Plaintiff contends that Esgrow and Bezio violated his procedural due process rights, in connection with the disciplinary hearing. Specifically, he maintains that Esgrow committed a procedural error, by adjourning the hearing. Plaintiff further maintains that Esgrow prevented him from calling witnesses, and found him guilty despite the existence of contradictory evidence. Plaintiff contends that Bezio contributed to these alleged constitutional violations by affirming Esgrow's actions. The law on this point is also clear:
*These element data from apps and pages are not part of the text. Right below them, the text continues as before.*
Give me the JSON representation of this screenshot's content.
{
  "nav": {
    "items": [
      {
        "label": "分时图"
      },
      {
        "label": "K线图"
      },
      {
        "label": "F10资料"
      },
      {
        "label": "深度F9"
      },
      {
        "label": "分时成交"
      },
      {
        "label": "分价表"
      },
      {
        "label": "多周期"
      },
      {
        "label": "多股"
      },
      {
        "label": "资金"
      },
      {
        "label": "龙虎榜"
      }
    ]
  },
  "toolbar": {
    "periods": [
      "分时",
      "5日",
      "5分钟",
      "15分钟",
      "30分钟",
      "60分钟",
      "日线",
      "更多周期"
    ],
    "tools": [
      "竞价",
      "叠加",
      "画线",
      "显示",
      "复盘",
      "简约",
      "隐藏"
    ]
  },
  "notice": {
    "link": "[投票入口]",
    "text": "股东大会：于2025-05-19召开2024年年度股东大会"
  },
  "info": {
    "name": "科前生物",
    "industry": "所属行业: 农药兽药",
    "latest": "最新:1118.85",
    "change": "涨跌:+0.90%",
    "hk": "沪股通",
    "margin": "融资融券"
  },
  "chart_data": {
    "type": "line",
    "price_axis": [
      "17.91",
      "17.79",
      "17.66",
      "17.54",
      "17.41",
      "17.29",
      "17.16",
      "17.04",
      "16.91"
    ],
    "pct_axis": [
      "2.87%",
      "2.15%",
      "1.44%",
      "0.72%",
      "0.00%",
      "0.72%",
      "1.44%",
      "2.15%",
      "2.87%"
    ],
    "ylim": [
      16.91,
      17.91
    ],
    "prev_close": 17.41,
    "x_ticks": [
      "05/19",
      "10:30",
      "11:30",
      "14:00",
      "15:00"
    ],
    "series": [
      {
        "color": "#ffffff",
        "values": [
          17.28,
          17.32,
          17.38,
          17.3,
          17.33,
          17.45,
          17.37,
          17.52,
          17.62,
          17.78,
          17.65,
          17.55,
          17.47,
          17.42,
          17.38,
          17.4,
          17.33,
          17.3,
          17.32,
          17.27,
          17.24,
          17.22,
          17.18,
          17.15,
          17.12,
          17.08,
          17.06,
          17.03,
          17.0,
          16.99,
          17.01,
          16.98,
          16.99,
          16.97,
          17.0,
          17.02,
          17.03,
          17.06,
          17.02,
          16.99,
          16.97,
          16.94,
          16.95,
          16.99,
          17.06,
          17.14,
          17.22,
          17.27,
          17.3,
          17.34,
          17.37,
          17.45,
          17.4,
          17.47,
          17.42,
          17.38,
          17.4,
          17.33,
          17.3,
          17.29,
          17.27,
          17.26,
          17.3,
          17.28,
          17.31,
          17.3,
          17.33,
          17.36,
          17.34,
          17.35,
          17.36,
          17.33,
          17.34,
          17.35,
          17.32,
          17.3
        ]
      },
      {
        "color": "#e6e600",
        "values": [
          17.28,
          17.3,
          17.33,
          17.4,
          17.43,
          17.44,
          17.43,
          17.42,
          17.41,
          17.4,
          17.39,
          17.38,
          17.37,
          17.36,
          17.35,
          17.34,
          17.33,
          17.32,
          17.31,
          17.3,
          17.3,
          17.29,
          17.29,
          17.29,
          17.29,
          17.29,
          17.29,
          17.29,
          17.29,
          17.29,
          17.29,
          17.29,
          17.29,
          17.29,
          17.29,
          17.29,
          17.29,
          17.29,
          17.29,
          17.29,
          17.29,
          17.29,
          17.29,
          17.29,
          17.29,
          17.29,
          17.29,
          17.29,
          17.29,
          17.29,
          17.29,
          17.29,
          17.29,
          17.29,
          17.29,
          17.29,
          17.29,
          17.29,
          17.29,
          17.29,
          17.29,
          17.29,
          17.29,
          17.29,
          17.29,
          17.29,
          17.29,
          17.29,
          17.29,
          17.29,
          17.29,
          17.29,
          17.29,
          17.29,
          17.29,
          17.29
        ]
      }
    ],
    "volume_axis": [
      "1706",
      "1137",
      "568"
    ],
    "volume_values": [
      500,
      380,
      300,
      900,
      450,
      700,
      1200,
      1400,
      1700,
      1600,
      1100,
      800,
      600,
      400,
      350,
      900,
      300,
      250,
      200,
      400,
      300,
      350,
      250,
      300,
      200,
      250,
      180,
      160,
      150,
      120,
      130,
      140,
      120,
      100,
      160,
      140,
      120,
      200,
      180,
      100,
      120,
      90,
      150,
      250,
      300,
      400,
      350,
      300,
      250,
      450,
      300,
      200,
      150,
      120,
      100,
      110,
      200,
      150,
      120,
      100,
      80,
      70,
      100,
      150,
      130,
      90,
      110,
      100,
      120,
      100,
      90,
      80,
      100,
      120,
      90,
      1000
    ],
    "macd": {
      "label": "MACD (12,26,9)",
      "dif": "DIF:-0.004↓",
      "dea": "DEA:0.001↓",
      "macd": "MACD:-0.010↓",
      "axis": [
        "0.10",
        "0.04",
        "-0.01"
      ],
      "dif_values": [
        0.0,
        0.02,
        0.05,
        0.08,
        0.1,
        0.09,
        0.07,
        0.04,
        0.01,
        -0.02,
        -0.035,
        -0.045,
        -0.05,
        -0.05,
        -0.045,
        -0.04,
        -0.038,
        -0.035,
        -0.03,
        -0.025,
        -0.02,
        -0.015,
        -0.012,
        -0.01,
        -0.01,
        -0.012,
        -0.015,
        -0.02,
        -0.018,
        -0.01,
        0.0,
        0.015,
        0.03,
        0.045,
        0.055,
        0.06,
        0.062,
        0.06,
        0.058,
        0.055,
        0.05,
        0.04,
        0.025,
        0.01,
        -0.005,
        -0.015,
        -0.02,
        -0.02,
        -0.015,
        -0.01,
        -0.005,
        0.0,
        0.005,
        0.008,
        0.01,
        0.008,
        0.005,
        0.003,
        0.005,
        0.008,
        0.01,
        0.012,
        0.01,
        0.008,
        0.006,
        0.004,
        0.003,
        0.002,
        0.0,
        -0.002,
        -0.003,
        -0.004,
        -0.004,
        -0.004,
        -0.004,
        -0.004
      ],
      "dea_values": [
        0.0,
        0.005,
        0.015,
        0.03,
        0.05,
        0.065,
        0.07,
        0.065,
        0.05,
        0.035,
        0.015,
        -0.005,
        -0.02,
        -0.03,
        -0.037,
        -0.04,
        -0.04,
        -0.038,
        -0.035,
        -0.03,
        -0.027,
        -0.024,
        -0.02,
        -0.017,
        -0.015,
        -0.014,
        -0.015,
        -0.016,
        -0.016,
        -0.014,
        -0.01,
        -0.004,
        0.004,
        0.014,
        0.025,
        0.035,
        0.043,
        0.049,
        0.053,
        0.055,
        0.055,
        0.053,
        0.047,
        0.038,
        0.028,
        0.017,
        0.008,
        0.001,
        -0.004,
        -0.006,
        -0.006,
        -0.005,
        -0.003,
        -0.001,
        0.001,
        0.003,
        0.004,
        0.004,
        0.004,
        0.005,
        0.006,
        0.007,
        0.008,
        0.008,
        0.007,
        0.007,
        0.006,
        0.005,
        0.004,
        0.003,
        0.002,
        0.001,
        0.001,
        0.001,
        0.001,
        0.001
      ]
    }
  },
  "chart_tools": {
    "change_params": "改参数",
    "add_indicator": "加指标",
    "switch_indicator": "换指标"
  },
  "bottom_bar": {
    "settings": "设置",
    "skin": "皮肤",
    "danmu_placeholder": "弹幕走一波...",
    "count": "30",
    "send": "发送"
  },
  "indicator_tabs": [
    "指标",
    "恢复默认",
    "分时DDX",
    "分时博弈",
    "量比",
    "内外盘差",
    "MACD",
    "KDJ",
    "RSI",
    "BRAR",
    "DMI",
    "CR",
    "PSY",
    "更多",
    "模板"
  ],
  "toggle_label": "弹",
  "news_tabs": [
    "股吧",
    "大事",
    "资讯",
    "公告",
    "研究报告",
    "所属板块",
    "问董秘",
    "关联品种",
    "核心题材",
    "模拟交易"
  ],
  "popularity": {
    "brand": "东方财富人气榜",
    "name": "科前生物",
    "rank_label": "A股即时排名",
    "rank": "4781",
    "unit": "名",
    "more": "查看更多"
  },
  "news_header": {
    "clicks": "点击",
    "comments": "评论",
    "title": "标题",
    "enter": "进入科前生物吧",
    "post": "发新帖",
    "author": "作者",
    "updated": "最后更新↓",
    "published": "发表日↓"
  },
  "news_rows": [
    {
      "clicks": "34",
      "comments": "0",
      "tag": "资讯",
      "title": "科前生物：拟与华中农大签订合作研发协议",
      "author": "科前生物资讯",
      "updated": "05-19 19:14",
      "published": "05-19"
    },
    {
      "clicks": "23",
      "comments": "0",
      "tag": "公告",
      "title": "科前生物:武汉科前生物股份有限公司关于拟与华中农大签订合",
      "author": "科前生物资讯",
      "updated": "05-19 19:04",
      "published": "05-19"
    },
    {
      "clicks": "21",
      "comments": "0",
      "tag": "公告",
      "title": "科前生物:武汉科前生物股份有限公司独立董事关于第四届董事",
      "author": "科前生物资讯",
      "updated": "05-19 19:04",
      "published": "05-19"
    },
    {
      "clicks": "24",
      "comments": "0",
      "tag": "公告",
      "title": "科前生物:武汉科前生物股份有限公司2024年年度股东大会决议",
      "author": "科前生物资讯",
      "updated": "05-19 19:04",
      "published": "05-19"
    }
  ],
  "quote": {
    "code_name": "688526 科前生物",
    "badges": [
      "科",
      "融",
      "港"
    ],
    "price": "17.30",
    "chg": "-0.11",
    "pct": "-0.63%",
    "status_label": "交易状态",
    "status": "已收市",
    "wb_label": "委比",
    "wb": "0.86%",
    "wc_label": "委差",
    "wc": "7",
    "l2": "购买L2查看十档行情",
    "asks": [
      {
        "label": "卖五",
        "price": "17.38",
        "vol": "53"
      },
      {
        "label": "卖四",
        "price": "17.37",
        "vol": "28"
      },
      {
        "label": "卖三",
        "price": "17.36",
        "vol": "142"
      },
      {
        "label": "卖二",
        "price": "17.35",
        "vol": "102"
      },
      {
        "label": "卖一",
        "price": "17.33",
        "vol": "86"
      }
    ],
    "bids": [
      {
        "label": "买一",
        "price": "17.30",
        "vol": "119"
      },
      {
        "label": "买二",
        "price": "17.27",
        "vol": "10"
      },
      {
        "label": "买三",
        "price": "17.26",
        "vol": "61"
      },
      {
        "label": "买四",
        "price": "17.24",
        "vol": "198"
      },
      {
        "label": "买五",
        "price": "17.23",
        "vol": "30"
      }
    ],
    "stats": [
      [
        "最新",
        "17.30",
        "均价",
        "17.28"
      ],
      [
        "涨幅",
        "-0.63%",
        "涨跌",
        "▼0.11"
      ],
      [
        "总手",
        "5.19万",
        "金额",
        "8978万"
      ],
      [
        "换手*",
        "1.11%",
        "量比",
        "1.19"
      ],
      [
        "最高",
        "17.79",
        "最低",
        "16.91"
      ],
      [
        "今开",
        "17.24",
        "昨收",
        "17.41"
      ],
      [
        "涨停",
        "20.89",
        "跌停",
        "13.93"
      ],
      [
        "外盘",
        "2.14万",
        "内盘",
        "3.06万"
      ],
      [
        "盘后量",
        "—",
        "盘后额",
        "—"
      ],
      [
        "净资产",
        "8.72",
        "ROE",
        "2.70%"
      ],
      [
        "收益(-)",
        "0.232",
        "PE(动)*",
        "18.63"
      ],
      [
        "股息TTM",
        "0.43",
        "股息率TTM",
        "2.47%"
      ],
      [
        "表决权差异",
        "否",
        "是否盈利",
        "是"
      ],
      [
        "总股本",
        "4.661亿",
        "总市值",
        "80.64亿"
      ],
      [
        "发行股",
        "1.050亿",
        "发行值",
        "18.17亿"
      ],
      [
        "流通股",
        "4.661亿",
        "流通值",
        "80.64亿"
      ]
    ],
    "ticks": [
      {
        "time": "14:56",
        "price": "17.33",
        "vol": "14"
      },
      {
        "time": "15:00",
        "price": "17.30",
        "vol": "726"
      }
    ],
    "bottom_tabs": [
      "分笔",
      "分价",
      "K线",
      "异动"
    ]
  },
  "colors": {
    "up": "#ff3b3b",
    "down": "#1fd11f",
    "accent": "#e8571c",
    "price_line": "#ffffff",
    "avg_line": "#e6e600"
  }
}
"Although prison inmates necessarily have their liberty severely curtailed while incarcerated, they are nevertheless entitled to certain procedural protections when disciplinary actions subject them to further liberty deprivations such as loss of good-time credit or special confinement that imposes an atypical hardship." Sira v. Morton, 380 F.3d 57, 69 (2d Cir.2004). When a prison disciplinary hearing may impose a punishment sufficient to trigger due process protections, "the inmate must receive: (1) advance written notice of the disciplinary charges; (2) an opportunity, when consistent with institutional safety and correctional goals, to call witnesses and present documentary evidence in his defense; and (3) a written statement by the factfinder of the evidence relied on and the reasons for the disciplinary action." Superintendent v. Hill, 472 U.S. 445, 454, 105 S.Ct. 2768, 86 L.Ed.2d 356 (1985). In addition, "due process requires that there be some evidence to support the findings made in the disciplinary hearing.'" Zavaro v. Coughlin, 970 F.2d 1148, 1152 (2d Cir.1992) ( quoting Hill, 472 U.S. at 457, 105 S.Ct. 2768); see Luna v. Pico, 356 F.3d 481, 488 (2d Cir.2004) (explaining that this Court "look[s] to see whether there was reliable evidence' of the inmate's guilt" supporting the disciplinary decision).
Washington v. Gonyea, No. 11-980-cv, 538 Fed.Appx. 23, 25 (2d Cir. Sep. 10, 2013)
In this case, the Court has reviewed the hearing transcript, and finds that Plaintiff's contention that he was prevented from calling witnesses is not supported. Moreover, it is evident that there was at least "some evidence" to support the finding of guilt. Finally, Plaintiff appears to maintain that Esgrow's brief adjournment of the hearing was improper under New York State regulations, 7 N.Y.C.R.R. § 251-5.1. However, even assuming that Esgrow violated that regulation, which Plaintiff has not shown, it would not be sufficient to establish a constitutional violation. See, e.g., Barnes v. Henderson, 628 F.Supp.2d 407, 412 (W.D.N.Y. 2009) ("[A]n alleged failure to provide a speedy hearing under state regulations is not enough to establish a federal due process violation.") (citations omitted) Consequently, the claims against Esgrow and Bezio are dismissed.
Accordingly, Defendants' motion for summary judgment [#8] is granted, and this action is dismissed with prejudice.